As everyone knows (or should know), the mighty RFC 1918 states that private network IP addresses can only fall in three great blocks:
192.168.0.0/16 172.16.0.0/12 10.0.0.0/8
Which is your favorite one?
How big do you usually choose to make a subnet, regardless of course of how many devices you really need to connect to it?
Do you think it should be kept to a minimum, or should it be as great and glorious as possible?
Do you believe in the law and order of "round" subnets (/8,/16,/24), or do you prefer the anarchy and crawling chaos of "unround" ones?
Do you follow the Sacred School of Our Gateway Should Be .1, the Unholy Temple of No It Should Be .254, or the blasphemous teachings of the Order Of It Shall End With Whatever We Want It To End With?
Do you feel in your heart that Servers should have "low" addresses and Clients should use "high" ones? Or will only Fate define how the Server and the Client are to be called?
Do you always use (or try to use) the same ending numbers in all the subnets you manage, so that you may find your gateway and your DNS in the hour of your great need?
Do you believe in DHCP or in Static Addressing? And do you have faith in their hybrid child, DHCP With Reservations, even for not-client machines like network printers or, may all the Gods forgive you, Servers?

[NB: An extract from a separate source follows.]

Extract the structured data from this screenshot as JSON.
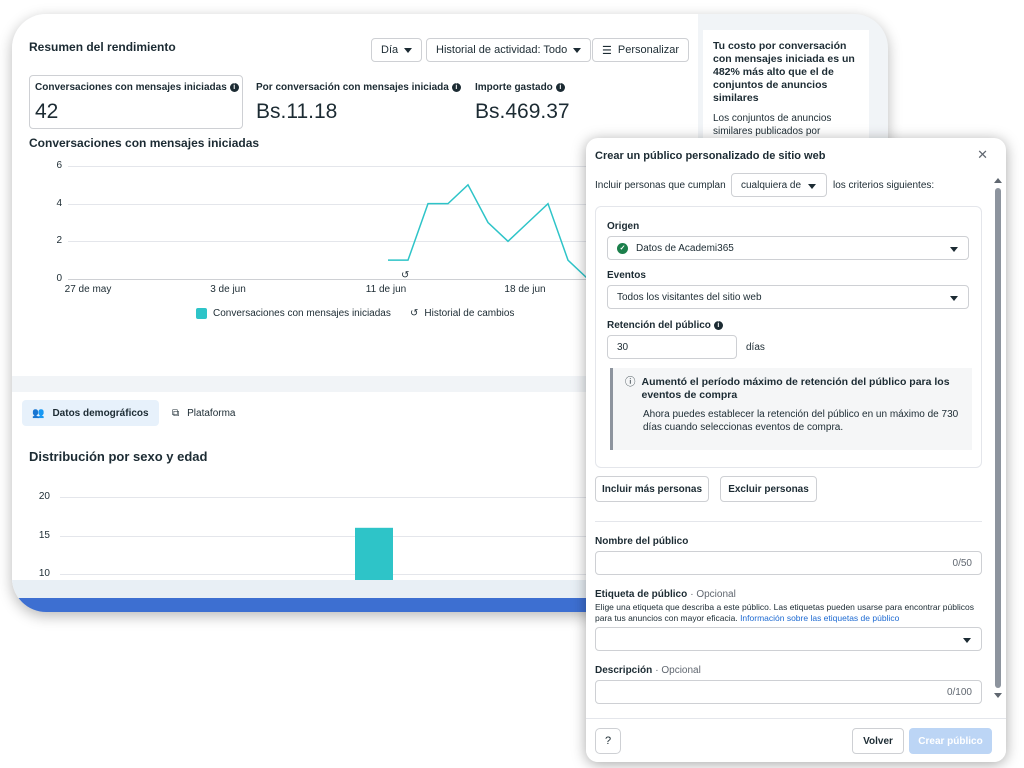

"Take this and divide it; this is my 2^32 address space, which shall be endlessly fragmented for all your addressing needs, until IPv6 may finally come."